If you’re not giving or getting feedback in your studio, you’re living in a bubble.

“Any culture functions well with a good set of standards for feedback. Different people, different cultures, call it different things. But I think it’s essential, especially in the yoga community, because otherwise you live in a bubble,” said Mark Drost, the co-founder of Evolation Yoga.

Since the beginning, Drost said they have worked to build a feedback culture within their studios. It started internally, however, in Evolation’s teacher training. Having never done a teacher training before, Drost said they made it a priority to ask for feedback from those who went through it. From there, it has permeated their studios as well.

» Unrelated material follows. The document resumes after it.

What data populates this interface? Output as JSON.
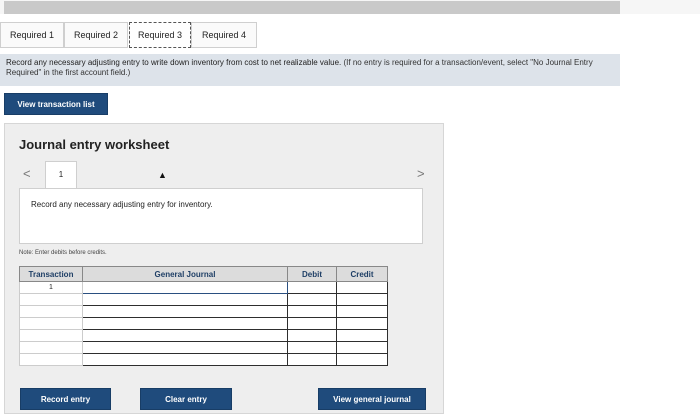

In terms of what the feedback looks like, Drost said they don’t focus on positives or negatives. “The way we put it is, you’re always giving people how they served in any particular case, or any particular environment, first, and then how they could serve better. So it’s always from a sense of a place of service, not positive or negative, but how you served your students and how you could, next time, serve your students at a higher level,” he said. “We do that with the teaching, or interacting with the students at the front desk or whatever it may be. It’s pretty all pervasive; it’s throughout the whole culture of studio and the training.”

While Evolation doesn’t have a structured system for feedback, Drost said the feedback culture allows a space for open communication to happen continually. This in turn helps teachers grow faster and serve students at a much higher level. He explained if feedback isn’t happening, you won’t see much growth.

But the key part of having a feedback culture means teachers accept feedback from every direction, not just from the owner but from junior teachers, too. While sometimes personality conflicts can hinder someone taking feedback well, Drost said ultimately if you approach feedback with the person’s best interest at the center, it will be received well. “The moment somebody sees you’re more about self-interest, they’re not going to take it so well,” he said. “There’s times that happens, and try to just restart it from that different perspective.”

Even though building a feedback culture might be hard, Drost said it’s necessary. “I think the best advice for any studio owner is to make sure there is some form of regular feedback, opening the feedback from the students and the teachers,” he said. “There should be a lot of listening, a lot of open communication. We just call it conscious communication.”